“The bottom line is that 93.6 million acres is too much corn acreage that with normal yields will cause further building of already-large corn inventories,” Hurt said. “Production would be expected to move above 14 billion bushels, with corn prices at harvest falling to the lower $3 per bushel.”
The reduction in wheat acreage is related to low prices from the surplus of that crop and increased international competition. The lower demand for sorghum is the result of reduced use in Chinese feeding rations, causing sorghum prices to drop relative to corn.
The shift is less apparent in the Corn Belt. Still, corn there could increase by 1.5 million acres. Somehow, Hurt said, farmers in the Corn Belt also are going to plant 840,000 more acres of soybeans, and more wheat acres as well. This made Hurt wonder whether farmers might have over-estimated their total acreage numbers.

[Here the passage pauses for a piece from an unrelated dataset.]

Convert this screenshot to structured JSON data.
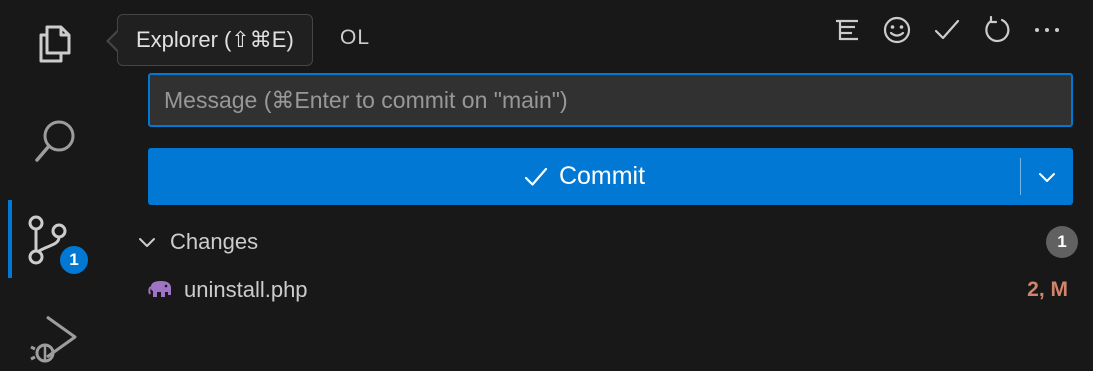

The Prospective Plantings report of the USDA’s National Agricultural Statistics Service, released Thursday (March 31), is based on a nationwide survey of 83,000 farm operators. It was conducted in the first two weeks of March.
The estimated corn planting area nationally is up 6% from last year’s 88 million acres. Soybean farmers nationally intended to plant 82.2 million acres, down less than 1% from 82.6 million from last year.
Hurt said soybean stock supplies were about 40 million bushels lower than expected, indicating that more soybeans might have been used than expected or the size of the 2015 crop was over-estimated. In addition, soybean acreage nationally was 660,000 acres smaller than pre-report estimates. This means, Hurt said, that the 2016 crop would have U.S. average prices near $9 for the marketing year.
“These reports together suggest that the market prices of corn and soybeans will now adjust to give producers reduced financial incentives to plant corn and increased price incentives to plant more soybeans, spring wheat and other spring-planted crops,” he said.
Hurt noted that spring weather also will be important in determining how many acres get planted to each crop. The weather has tended to favor an early start to the planting season, which generally favors corn acreage.